September 17, 2012, Washington, DC: The three King brothers opened King’s Kitchen in June on Connecticut’s Southport Beach. It’s a tiny shack with fish tacos and lobster rolls on the menu, Chuck Berry and Johnny Cash on the playlist, and Adirondack chairs and picnic tables on the sand. It’s a spot where books are strewn about tabletops inviting customers to stick around. Not that we needed an excuse to linger last week during my first visit to King’s Kitchen. On a day like Tuesday with a sharp view clear across the water to Long Island, it was easy to let time slip away.
May 8, 2012, Washington, DC: There are roots we work hard to grow when we settle into a new hometown and then there are others wedged firmly into the soil that we can’t seem to break. We returned to Connecticut this weekend for my high school reunion, refamiliarizing ourselves with the roots that took hold early on.
“As we write, so we build: to keep a record of what matters to us.”
-Alain de Botton, The Architecture of Happiness

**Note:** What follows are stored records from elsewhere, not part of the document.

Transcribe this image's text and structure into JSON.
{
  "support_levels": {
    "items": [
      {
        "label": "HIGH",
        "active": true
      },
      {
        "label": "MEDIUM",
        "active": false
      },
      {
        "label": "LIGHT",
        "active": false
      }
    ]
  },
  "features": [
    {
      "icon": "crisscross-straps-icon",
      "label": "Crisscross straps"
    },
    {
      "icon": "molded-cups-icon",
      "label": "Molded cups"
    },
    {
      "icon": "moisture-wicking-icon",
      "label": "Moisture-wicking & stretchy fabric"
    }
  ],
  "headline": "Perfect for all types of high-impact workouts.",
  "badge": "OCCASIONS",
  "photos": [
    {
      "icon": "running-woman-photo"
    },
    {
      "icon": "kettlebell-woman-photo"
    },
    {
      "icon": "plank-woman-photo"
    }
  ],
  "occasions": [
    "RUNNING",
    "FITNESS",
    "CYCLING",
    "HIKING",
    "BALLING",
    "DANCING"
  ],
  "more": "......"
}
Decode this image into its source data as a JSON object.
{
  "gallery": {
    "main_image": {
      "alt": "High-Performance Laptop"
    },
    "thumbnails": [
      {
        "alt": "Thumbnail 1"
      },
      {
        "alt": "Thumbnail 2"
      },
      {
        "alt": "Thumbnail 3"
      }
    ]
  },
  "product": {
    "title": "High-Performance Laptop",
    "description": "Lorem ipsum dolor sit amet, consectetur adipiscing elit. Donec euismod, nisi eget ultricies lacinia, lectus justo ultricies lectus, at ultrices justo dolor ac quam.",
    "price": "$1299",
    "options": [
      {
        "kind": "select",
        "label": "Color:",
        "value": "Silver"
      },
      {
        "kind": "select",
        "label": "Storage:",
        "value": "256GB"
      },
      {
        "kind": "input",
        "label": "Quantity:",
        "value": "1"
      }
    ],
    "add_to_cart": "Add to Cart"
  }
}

March 3, 2012, Washington, DC: We dined two weeks ago Nob Hill Cafe, my favorite neighborhood restaurant in San Francisco. From our little table on Taylor Street, we sifted through old photos that accompanied a Huffington Post story published that day on the death of one of the few remaining survivors of the San Francisco earthquake of 1906. There atop Nob Hill, we scrolled through photos of the very block where we sat, illustrating it completely leveled from the earthquake and fire that destroyed it more than a century ago. The information was available at our fingertips on our phone, as if we’d dug up an old time capsule.
In a sense, we had. For all the talk of the pitfalls of the digital age, we should recognize some of its greatest assets: History is accessible. Readily available information offers us new perspective and insight into experiences we never knew.
“It binds us and forms our lives in ways that we do not entirely understand, and yet we are unconciously dependent upon. The places you love will do that to you.”
November 27, 2011, Southport, CT: Today we biked up Harbor Road and down Sasco Hill, heading for sand and a glimpse of Southport from the far side of the harbor. Sailors were still on the water and a kayaker paddled off Sasco Beach. From the narrow point of land where the Mill River empties into Long Island Sound, the view was crystal clear, as was the understanding that this place is a vacation. It’s a vacation with a far more personal touch.
More photos from Sasco Beach and our free day in Southport after the jump…
November 26, 2011, Southport, CT: We expect Southport’s summer routines to be behind us now that it’s November. But today’s weather is just as conducive to croquet and bicycles as it was last time I was here — in May — for a girls’ weekend. Six months ago, we were mixing lemonade and beer, and blossoms were bursting. This week, the town Turkey Trot, a too early sunset and a lack of colorful blooms are the only real indicators the holidays are upon us.
Finally. We are back here.
August 28, 2011, Washington, DC: A few days ago I reflected on the serene end of summer in my hometown of Southport, Ct. It was a different story there this morning. My parents’ house off the harbor weathered the storm well, but here’s what they documented today on Harbor Road after high tide following Hurricane Irene.
All photos credited to Beth Barrett.
August 19, 2011: Summer’s end creeps up too fast. No matter how much I’ve traveled this season, the list of places I’ve yet to go remains far too long. But it’s hard to believe a seemingly simple and uncomplicated trip back home did not make the cut this season. It’s hard to believe summer is ending without a trip up to my parents’ house in Southport, Ct., before it does.